It was March 2014, when out of nowhere this castle’s photo appeared in my Facebook’s Newsfeed. I don’t remember searching for castles on Google, but there it was. Maybe it was a sign for me, that what I was seeking, was seeking me as well as Rumi had said.
I was going to visit my sister who lives in Hamburg that year. Taking consideration of Rumi’s insightful quote, I made it a point to visit Neuschwanstein Castle, located on a hill above the village of Hohenschwangau near Füssen in southwest Bavaria. It was at that time when Argentina vs Germany’s final match was about to take place. The world and I, were eagerly waiting to see who would win FIFA World Cup’14. That amazing feeling of walking through the castle that inspired Walt Disney when he was making Sleeping Beauty was unforgettable.
I went to see the castle by road from Munich. Neuschwanstein literally means “New Swan Castle” with reference to the, “Swan Knight” from Richard Wagner’s characters of his drama.
But it wasn’t an easy task to reach to the castle in the hills. I had to wait for more than an hour, in queue to get my ticket in order to see one of the most frequently visited and photographed buildings in the world.
While I walked through the long trail of jog towards the castle, I had to cross a bridge called Marion Bridge. It was scary because I had to walk on the narrow pathway it provided to King Ludwig II’s castle.
After King Ludwig II took his life in the nearby lake in 1886, Neuschwanstein Castle was opened to the public. The tour guide told me that the basic propose of this castle was for the king to withdraw from his hectic public life. Tired of ruling, he created his own alternative world, in which as the reigning king of Bavaria he could live like a king of the Middle Ages.
That was precisely the idea behind this and the other castles he got constructed like Linderhof, Herrenchiemsee and Munich Residenz Palace Royal apartment.
However, all was not rainbows and butterflies during the construction of Neuschwanstein Castle, it is said that King Ludwig fell into heavy debt at the time. This is the castle he was found dead in one day. Whether he committed suicide or was murdered in the Lake Starnberg near the castle is heavily contested.
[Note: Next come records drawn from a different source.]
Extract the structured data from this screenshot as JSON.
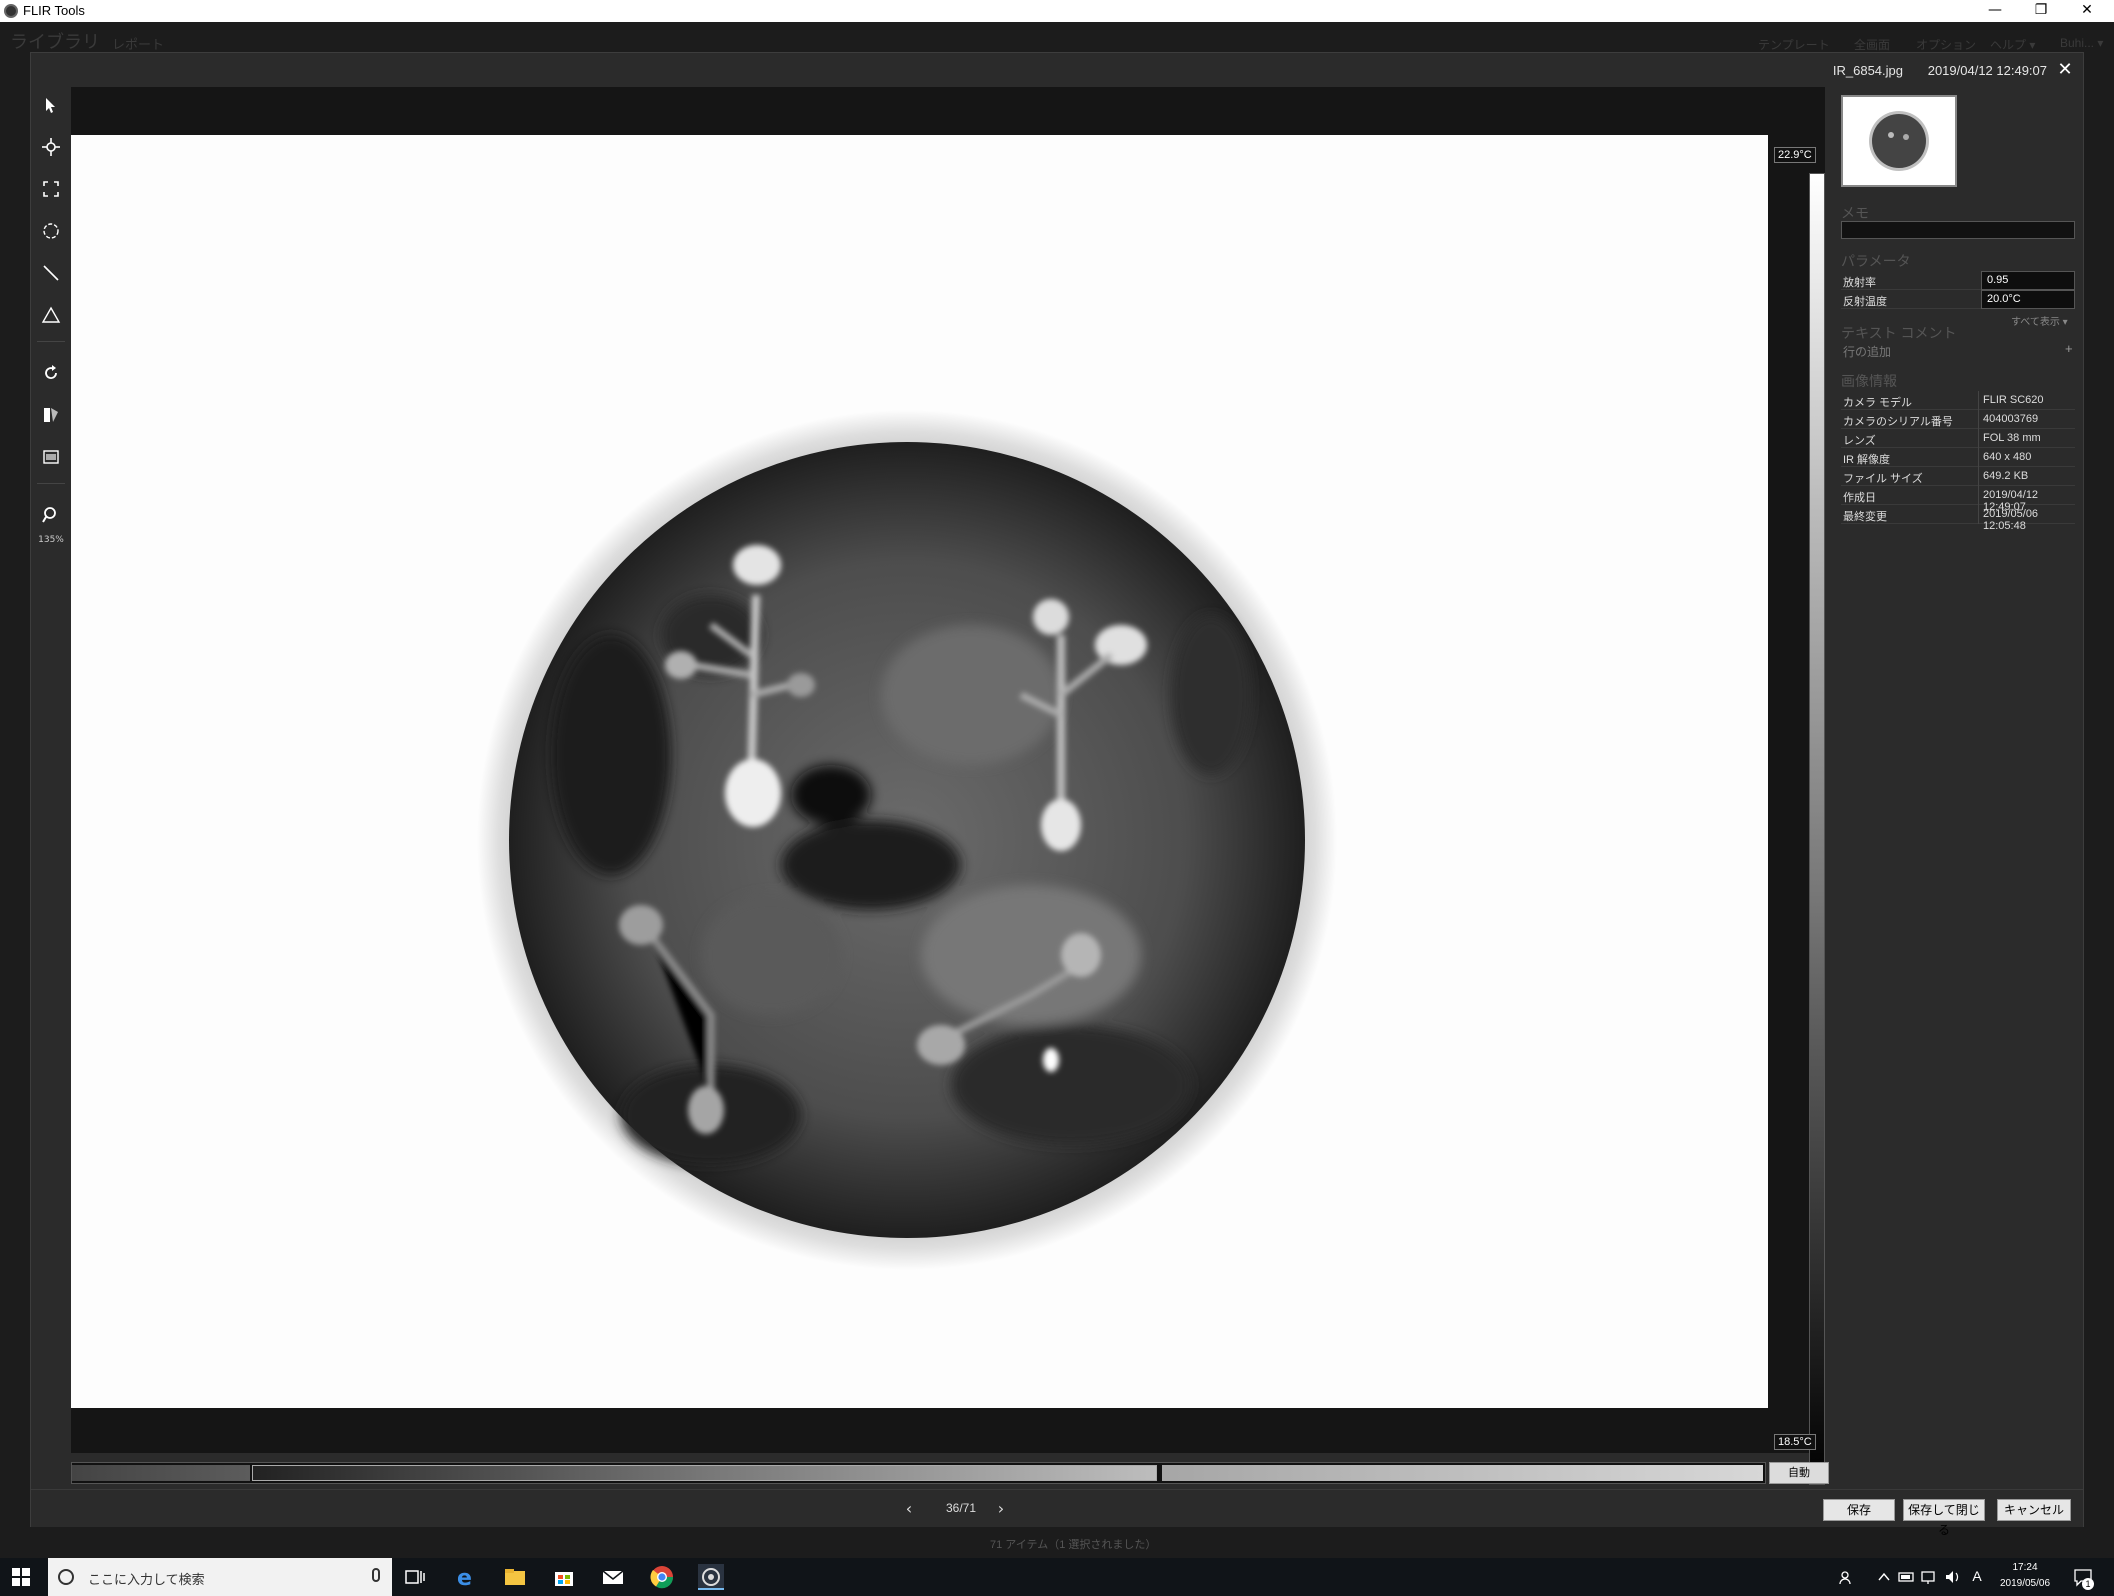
{
  "os": {
    "app_title": "FLIR Tools",
    "minimize": "—",
    "restore": "❐",
    "close": "✕"
  },
  "background_app": {
    "library_tab": "ライブラリ",
    "report_tab": "レポート",
    "template_menu": "テンプレート",
    "fullscreen_menu": "全画面",
    "options_menu": "オプション",
    "help_menu": "ヘルプ ▾",
    "user_menu": "Buhi... ▾"
  },
  "editor": {
    "file_name": "IR_6854.jpg",
    "date": "2019/04/12 12:49:07",
    "close_glyph": "✕",
    "zoom_level": "135%",
    "temp_max": "22.9°C",
    "temp_min": "18.5°C",
    "auto_label": "自動",
    "nav_prev": "‹",
    "nav_next": "›",
    "nav_count": "36/71",
    "save_label": "保存",
    "save_close_label": "保存して閉じる",
    "cancel_label": "キャンセル",
    "palette": "grayscale (iron off)"
  },
  "right_panel": {
    "memo_title": "メモ",
    "params_title": "パラメータ",
    "params": [
      {
        "key": "放射率",
        "value": "0.95"
      },
      {
        "key": "反射温度",
        "value": "20.0°C"
      }
    ],
    "show_all": "すべて表示 ▾",
    "text_comment_title": "テキスト コメント",
    "add_row": "行の追加",
    "add_row_plus": "+",
    "image_info_title": "画像情報",
    "info": [
      {
        "key": "カメラ モデル",
        "value": "FLIR SC620"
      },
      {
        "key": "カメラのシリアル番号",
        "value": "404003769"
      },
      {
        "key": "レンズ",
        "value": "FOL 38 mm"
      },
      {
        "key": "IR 解像度",
        "value": "640 x 480"
      },
      {
        "key": "ファイル サイズ",
        "value": "649.2 KB"
      },
      {
        "key": "作成日",
        "value": "2019/04/12 12:49:07"
      },
      {
        "key": "最終変更",
        "value": "2019/05/06 12:05:48"
      }
    ]
  },
  "status_text": "71 アイテム（1 選択されました）",
  "taskbar": {
    "search_placeholder": "ここに入力して検索",
    "time": "17:24",
    "date": "2019/05/06",
    "ime": "A",
    "notification_count": "1"
  },
  "colors": {
    "panel_bg": "#2b2b2b",
    "canvas_bg": "#151515",
    "taskbar_bg": "#101418",
    "accent": "#e6e6e6"
  }
}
I got goosebumps just listening to this story because I did not know about it earlier. I sat and reflected upon the fleeting nature of life while boating at the Lake Starnberg, where King Ludwig’s body wasn’t found until days. How innocent his wish seemed to create the Middle Ages culture as a reminder of his childhood.
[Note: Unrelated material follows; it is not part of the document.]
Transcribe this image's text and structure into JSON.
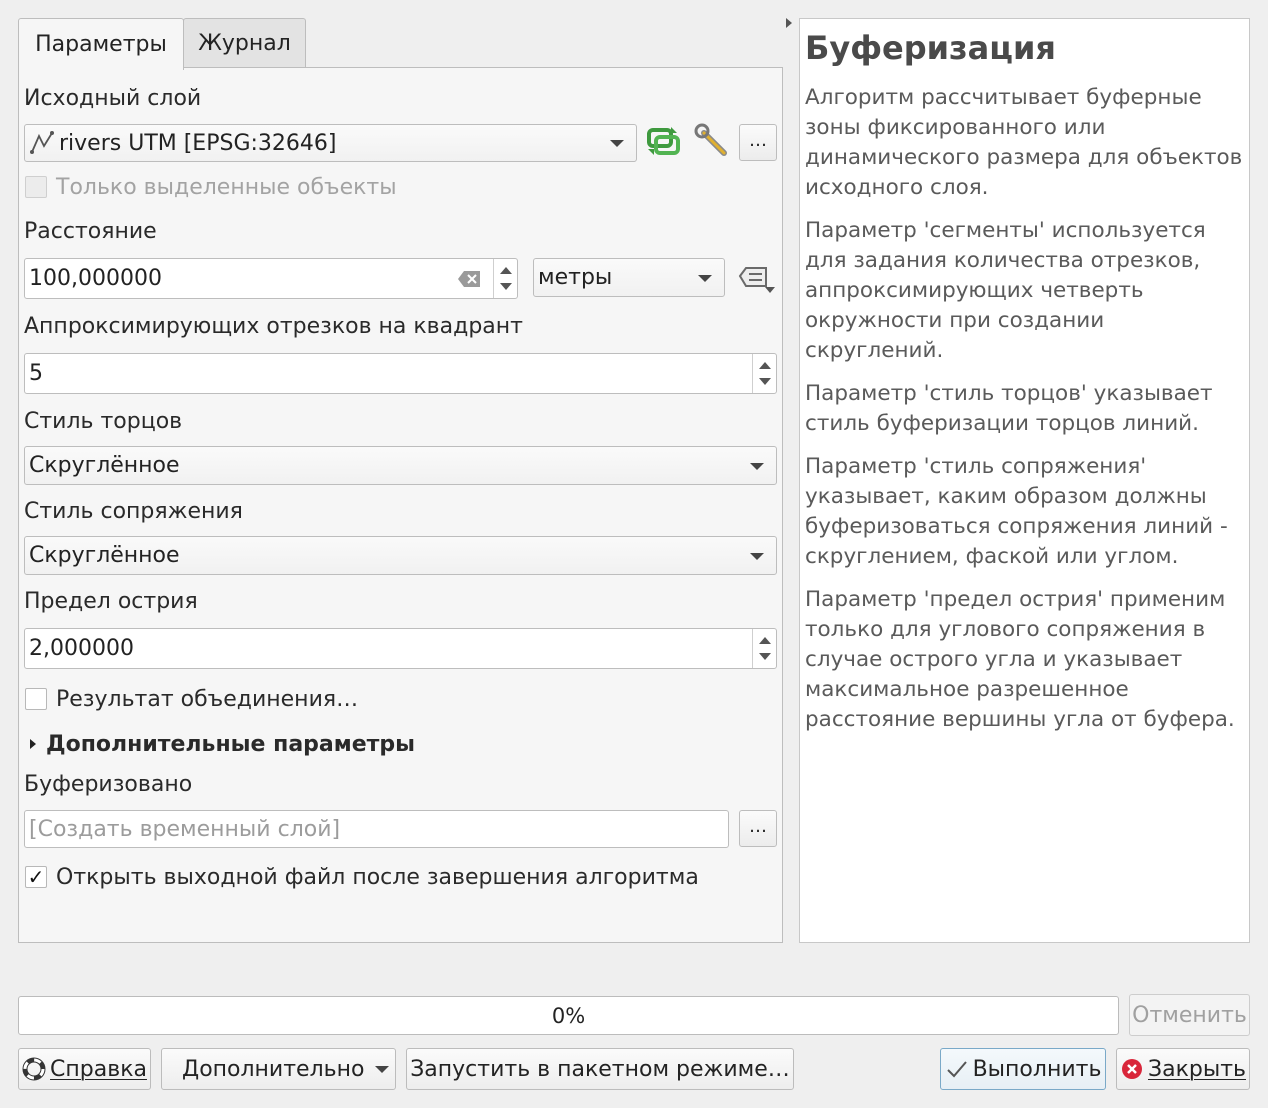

It’s astonishing though, from any angle that I captured this castle from my camera, the beauty did not quite reflect what I was looking at in person. As night fell, the moon was peeking through the clouds and into the waters of Lake Starnberg. And like most millenials, I started Snapchatting photos and videos of my journey. After all, even though the platforms did little justice to the beauty of the dreamy castle, I had to share the fact that I had been here: I checked in, posted a photo of Marion Bridge, the outside and inside of Neuschwanstein Castle, posed inside and even took photos from various angles when on the road. It made me realise the power of social media that has transformed the way we share our ‘Kodak moments’ and photos on the go, instead of waiting to get back and tell stories. It is much like making others live that precise moment in our lives just by posting a post and we are good to go.
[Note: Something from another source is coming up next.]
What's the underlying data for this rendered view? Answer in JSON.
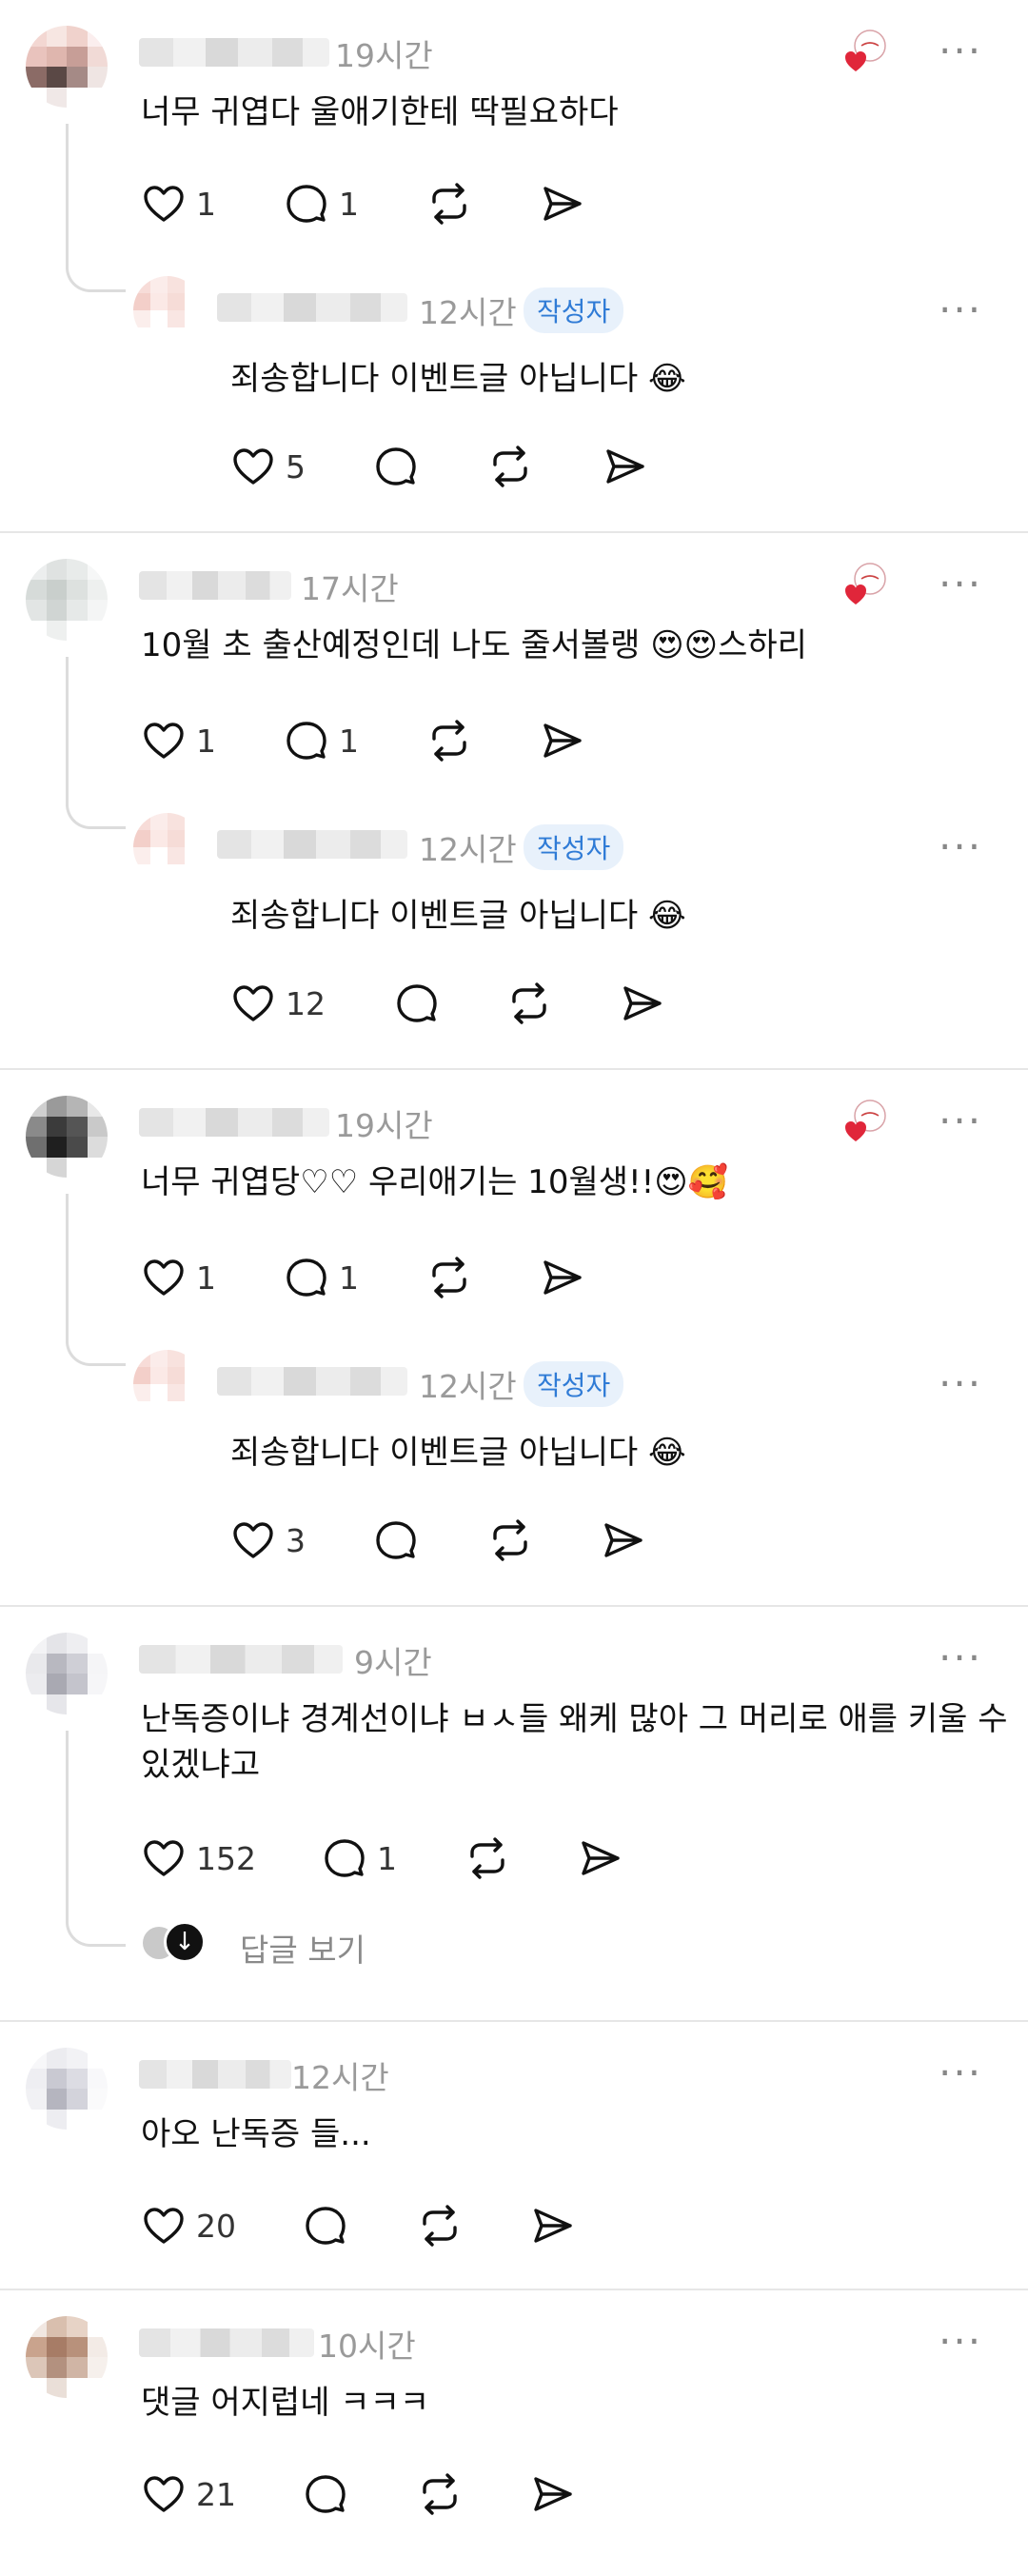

Just like kings we also have the power of influencing culture and each other with our social media habits. It should seem now that we are all travel writers. Maybe my travel photos and posts will inspire someone on my list to add Neuschwanstein Castle to their list of places to see in Germany. Who knows?